A very brief summary of what we do: We take down the spoken word and make it text. We type it faster than a regular keyboard because our keyboards (stenotypes) allow us to hit multiple letters at once, and those letters stand for various sounds, words, and sentences.
More Than A Job.
In our field we often point at the potential to make money for relatively little education, and I think that’s just fine, but I also realize that doesn’t motivate everybody. If you’re in the camp of not being a money-hungry person, then consider a few extra things. For those of us that work in court reporting, we provide hours upon hours of service to the community, logging and keeping safe thousands of pages of court or deposition records for the day they’re needed by lawyers, litigants, or the public. For those of us that work in captioning or CART, we provide access to the people who need it most. Voice-to-text access for the 15% of Americans who report trouble hearing, and the millions who cannot hear at all! Indeed, if you won’t do this thing for the money, do it for the people you will be helping just by sitting at a little machine and typing your heart out.

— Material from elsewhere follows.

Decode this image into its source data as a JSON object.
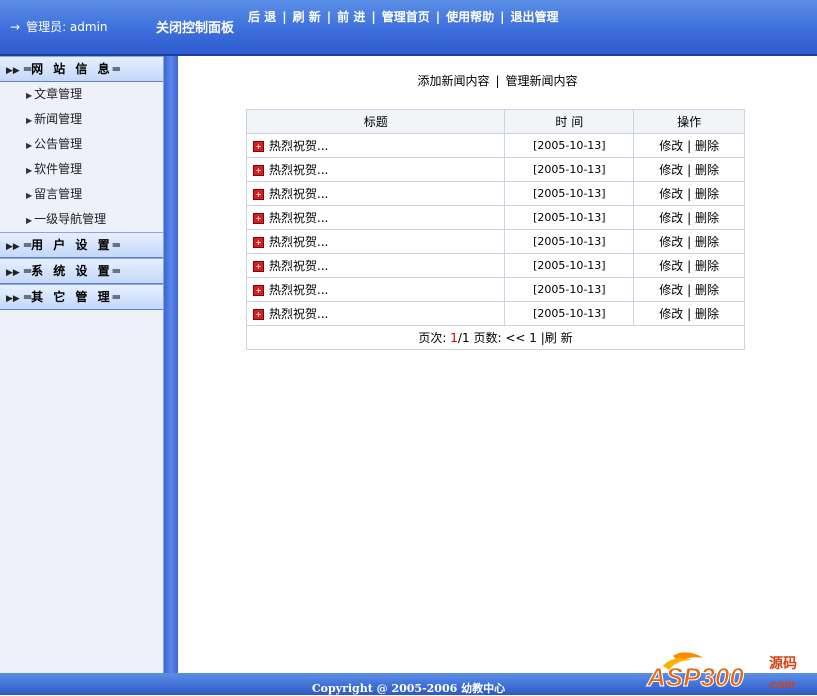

Stanley Sakai gives a pretty upbeat and fast explanation of stenography here for those that want to know more about the concept of machine shorthand.
I came across this fascinating blog by someone who writes under the author name Stenoodie, and they have a short page describing steno/machine shorthand for those who like reading more than videos.